Two studies, conducted 40 years apart, show how combining field observations and thermal modeling can reconstruct the history of massive lava flows and how they altered the surrounding landscape.
Extended periods of volcanism known as flood basalt eruptions lead to volcanic winters, which are often followed by an extended period of warming. But it was more than just carbon dioxide that warmed the globe.
Very low frequency events in the gap zone of Cascadia illustrate how stress evolves on megathrusts, advancing our understanding of rupture dynamics.
Geodetic measurements indicate that Three Sisters Volcano uplifted by almost 300 millimeters in the past 25 years without significant anomalies at the surface.

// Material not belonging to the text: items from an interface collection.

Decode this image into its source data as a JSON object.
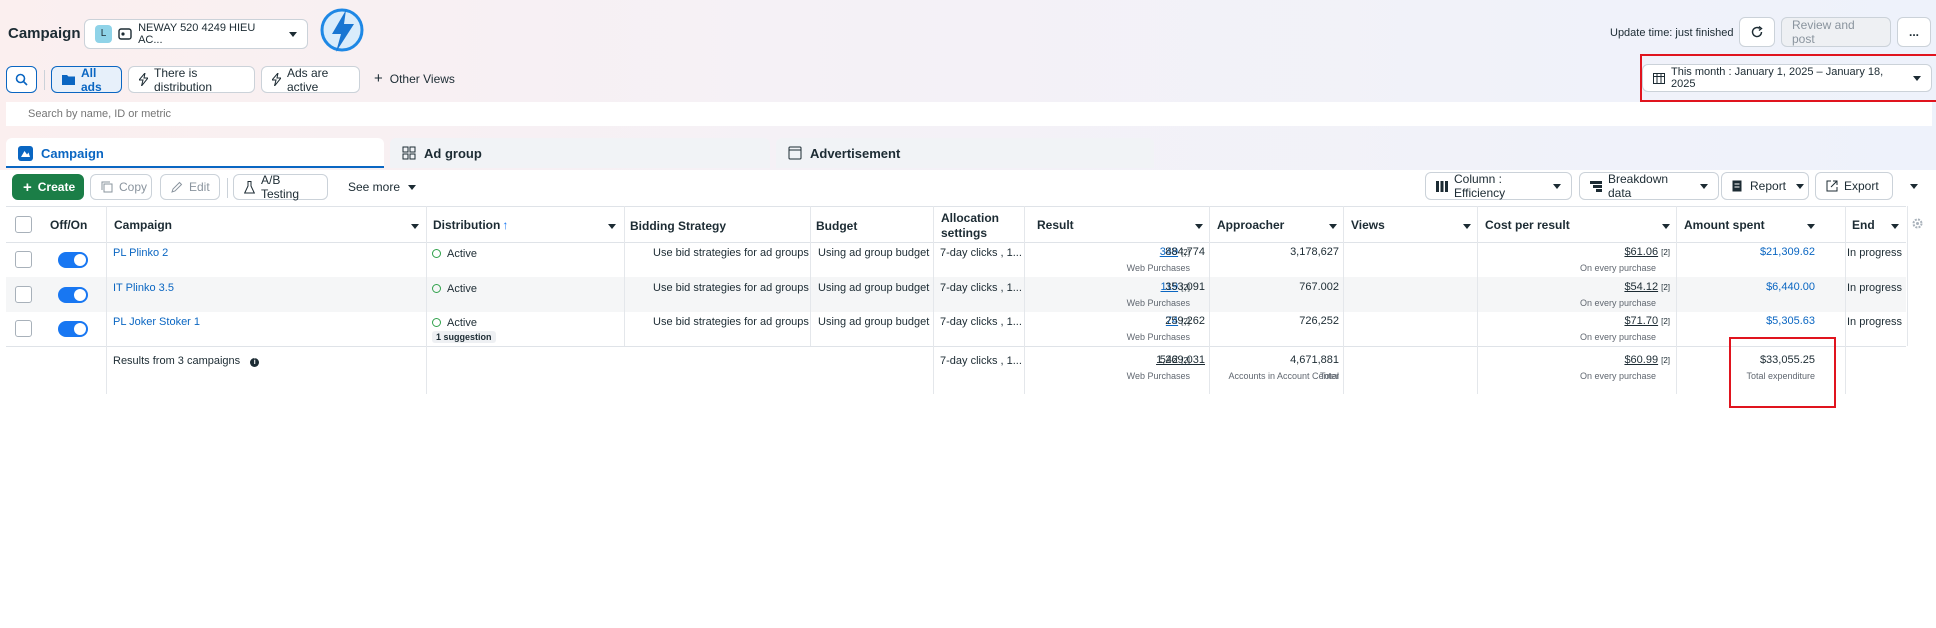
{
  "header": {
    "title": "Campaign",
    "account_badge": "L",
    "account_name": "NEWAY 520 4249 HIEU AC...",
    "update_time": "Update time: just finished",
    "review_button": "Review and post",
    "more_button": "..."
  },
  "views": {
    "all_ads": "All ads",
    "distribution": "There is distribution",
    "ads_active": "Ads are active",
    "other_views": "Other Views",
    "date_range": "This month : January 1, 2025 – January 18, 2025"
  },
  "search": {
    "placeholder": "Search by name, ID or metric"
  },
  "tabs": {
    "campaign": "Campaign",
    "ad_group": "Ad group",
    "advertisement": "Advertisement"
  },
  "toolbar": {
    "create": "Create",
    "copy": "Copy",
    "edit": "Edit",
    "ab_testing": "A/B Testing",
    "see_more": "See more",
    "column": "Column : Efficiency",
    "breakdown": "Breakdown data",
    "report": "Report",
    "export": "Export"
  },
  "columns": {
    "off_on": "Off/On",
    "campaign": "Campaign",
    "distribution": "Distribution",
    "bidding": "Bidding Strategy",
    "budget": "Budget",
    "allocation_1": "Allocation",
    "allocation_2": "settings",
    "result": "Result",
    "approacher": "Approacher",
    "views": "Views",
    "cost_per_result": "Cost per result",
    "amount_spent": "Amount spent",
    "end": "End"
  },
  "rows": [
    {
      "name": "PL Plinko 2",
      "distribution": "Active",
      "bidding": "Use bid strategies for ad groups",
      "budget": "Using ad group budget",
      "allocation": "7-day clicks , 1...",
      "result": "349",
      "result_note": "[2]",
      "result_sub": "Web Purchases",
      "approacher": "884,774",
      "views": "3,178,627",
      "cost": "$61.06",
      "cost_note": "[2]",
      "cost_sub": "On every purchase",
      "spent": "$21,309.62",
      "end": "In progress"
    },
    {
      "name": "IT Plinko 3.5",
      "distribution": "Active",
      "bidding": "Use bid strategies for ad groups",
      "budget": "Using ad group budget",
      "allocation": "7-day clicks , 1...",
      "result": "119",
      "result_note": "[2]",
      "result_sub": "Web Purchases",
      "approacher": "353,091",
      "views": "767.002",
      "cost": "$54.12",
      "cost_note": "[2]",
      "cost_sub": "On every purchase",
      "spent": "$6,440.00",
      "end": "In progress"
    },
    {
      "name": "PL Joker Stoker 1",
      "distribution": "Active",
      "suggestion": "1 suggestion",
      "bidding": "Use bid strategies for ad groups",
      "budget": "Using ad group budget",
      "allocation": "7-day clicks , 1...",
      "result": "74",
      "result_note": "[2]",
      "result_sub": "Web Purchases",
      "approacher": "259,262",
      "views": "726,252",
      "cost": "$71.70",
      "cost_note": "[2]",
      "cost_sub": "On every purchase",
      "spent": "$5,305.63",
      "end": "In progress"
    }
  ],
  "totals": {
    "label": "Results from 3 campaigns",
    "allocation": "7-day clicks , 1...",
    "result": "542",
    "result_note": "[2]",
    "result_sub": "Web Purchases",
    "approacher": "1,269,031",
    "approacher_sub": "Accounts in Account Center",
    "views": "4,671,881",
    "views_sub": "Total",
    "cost": "$60.99",
    "cost_note": "[2]",
    "cost_sub": "On every purchase",
    "spent": "$33,055.25",
    "spent_sub": "Total expenditure"
  },
  "colors": {
    "primary": "#0a66c2",
    "create": "#1b7e47",
    "toggle": "#1877f2",
    "highlight": "#e0141e"
  }
}
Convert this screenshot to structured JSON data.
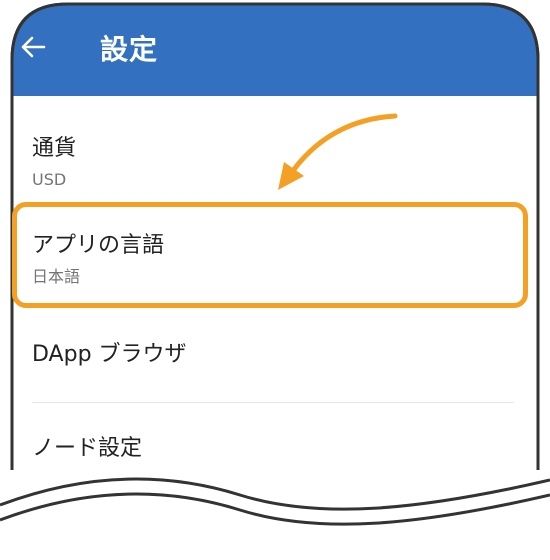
{
  "header": {
    "title": "設定",
    "back_icon": "arrow-left-icon",
    "background": "#3371c0"
  },
  "settings": [
    {
      "title": "通貨",
      "subtitle": "USD"
    },
    {
      "title": "アプリの言語",
      "subtitle": "日本語"
    },
    {
      "title": "DApp ブラウザ"
    },
    {
      "title": "ノード設定"
    }
  ],
  "annotation": {
    "highlight_color": "#f4a024"
  }
}
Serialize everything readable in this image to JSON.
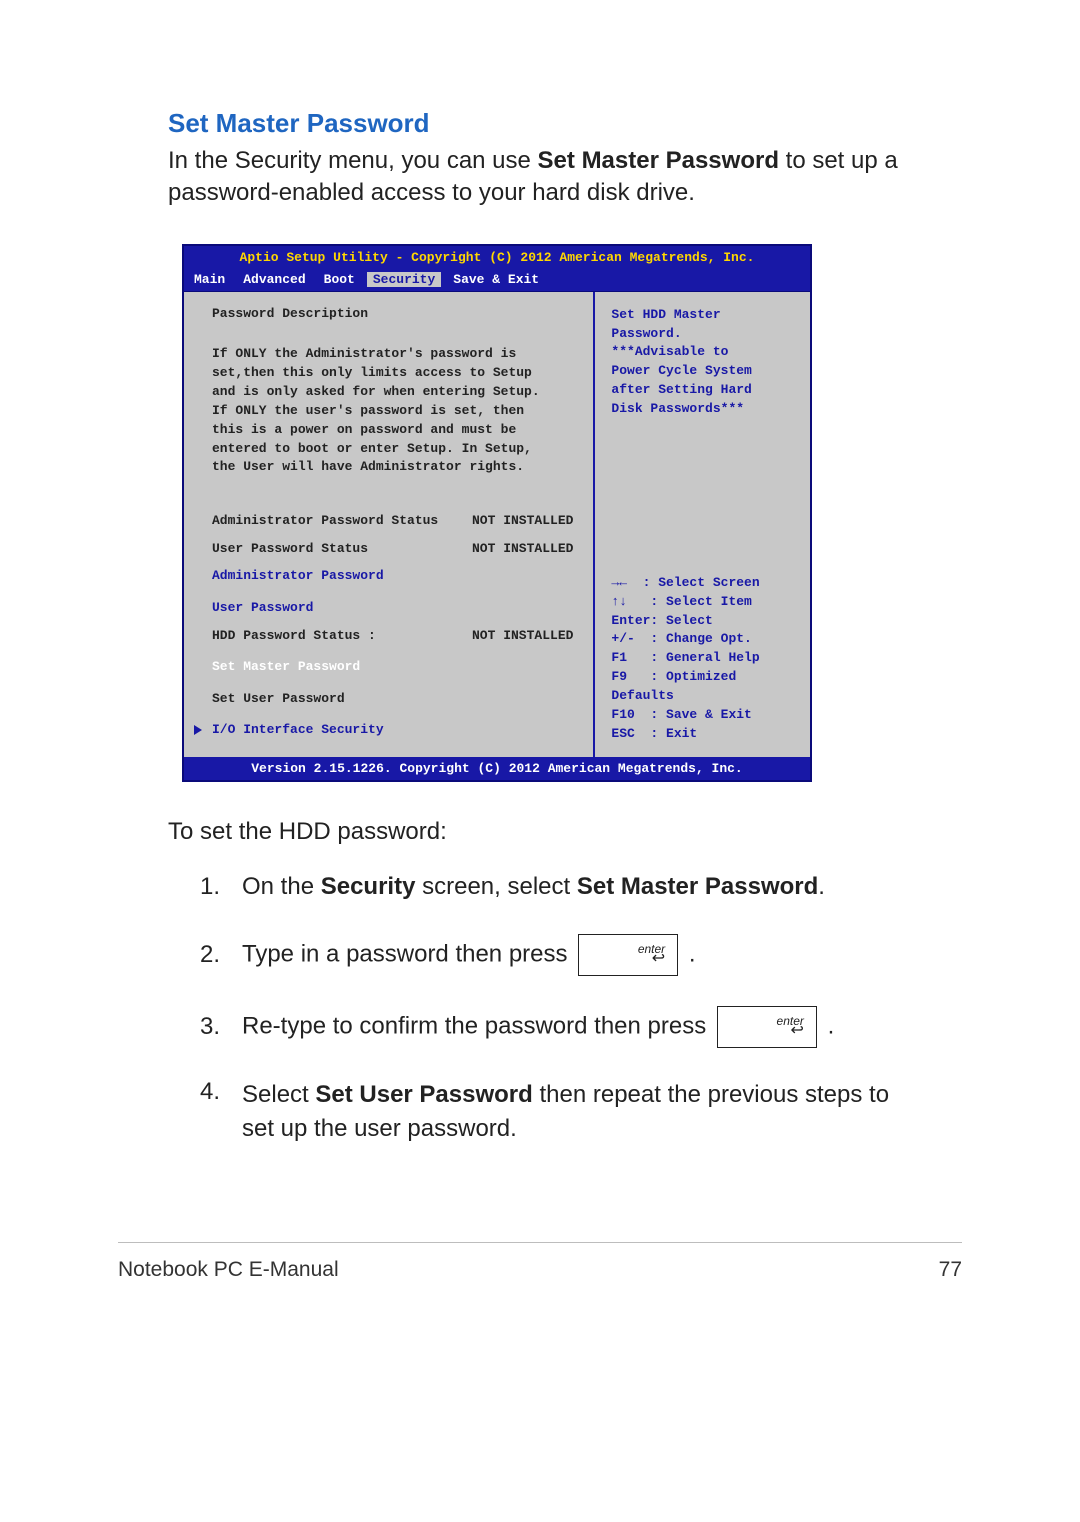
{
  "section_title": "Set Master Password",
  "intro_text_1": "In the Security menu, you can use ",
  "intro_bold": "Set Master Password",
  "intro_text_2": " to set up a password-enabled access to your hard disk drive.",
  "bios": {
    "header": "Aptio Setup Utility - Copyright (C) 2012 American Megatrends, Inc.",
    "tabs": [
      "Main",
      "Advanced",
      "Boot",
      "Security",
      "Save & Exit"
    ],
    "active_tab": "Security",
    "left": {
      "heading": "Password Description",
      "desc_lines": [
        "If ONLY the Administrator's password is",
        "set,then this only limits access to Setup",
        "and is only asked for when entering Setup.",
        "If ONLY the user's password is set, then",
        "this is a power on password and must be",
        "entered to boot or enter Setup. In Setup,",
        "the User will have Administrator rights."
      ],
      "rows": [
        {
          "label": "Administrator Password Status",
          "value": "NOT INSTALLED",
          "cls": "blk"
        },
        {
          "label": "User Password Status",
          "value": "NOT INSTALLED",
          "cls": "blk"
        },
        {
          "label": "Administrator Password",
          "value": "",
          "cls": "blue"
        },
        {
          "label": "User Password",
          "value": "",
          "cls": "blue"
        },
        {
          "label": "HDD Password Status :",
          "value": "NOT INSTALLED",
          "cls": "blk"
        },
        {
          "label": "Set Master Password",
          "value": "",
          "cls": "white"
        },
        {
          "label": "Set User Password",
          "value": "",
          "cls": "blk"
        }
      ],
      "submenu": "I/O Interface Security"
    },
    "right_top": [
      "Set HDD Master",
      "Password.",
      "***Advisable to",
      "Power Cycle System",
      "after Setting Hard",
      "Disk Passwords***"
    ],
    "right_bottom": [
      "→←  : Select Screen",
      "↑↓   : Select Item",
      "Enter: Select",
      "+/-  : Change Opt.",
      "F1   : General Help",
      "F9   : Optimized",
      "Defaults",
      "F10  : Save & Exit",
      "ESC  : Exit"
    ],
    "footer": "Version 2.15.1226. Copyright (C) 2012 American Megatrends, Inc."
  },
  "subheading": "To set the HDD password:",
  "steps": {
    "s1_num": "1.",
    "s1_t1": "On the ",
    "s1_b1": "Security",
    "s1_t2": " screen, select ",
    "s1_b2": "Set Master Password",
    "s1_t3": ".",
    "s2_num": "2.",
    "s2_text": "Type in a password then press ",
    "s2_after": ".",
    "s3_num": "3.",
    "s3_text": "Re-type to confirm the password then press ",
    "s3_after": ".",
    "s4_num": "4.",
    "s4_t1": "Select ",
    "s4_b1": "Set User Password",
    "s4_t2": " then repeat the previous steps to set up the user password."
  },
  "enter_label": "enter",
  "enter_arrow": "↩",
  "footer_left": "Notebook PC E-Manual",
  "footer_right": "77"
}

Last year, a new collaborative initiative conducted a hypothetical volcano response exercise. A month later, they put the knowledge gained to use during an actual eruption.
Improving our understanding of hazards posed by future large earthquakes on the Cascadia Subduction Zone requires advancements in the methods and sampling used to date and characterize past events.
What do a backhoe, expanding foam, half-ton concrete blocks, and a 100-meter-long hillslope slide have in common? All were part of reviving the U.S. Geological Survey’s experimental debris flow flume.
Comparing recent GPS data with a longer record of sea level along the western coast of North America allows researchers to home in on interseismic deformation above the Cascadia megathrust.
The 1980 eruption of Mount St. Helens influenced scientists who witnessed the event and spurred a new era in physical volcanology.
Four decades of research into biophysical responses to the 1980 eruption of Mount St. Helens have vastly improved our understanding of how landscapes react to cataclysmic disturbances.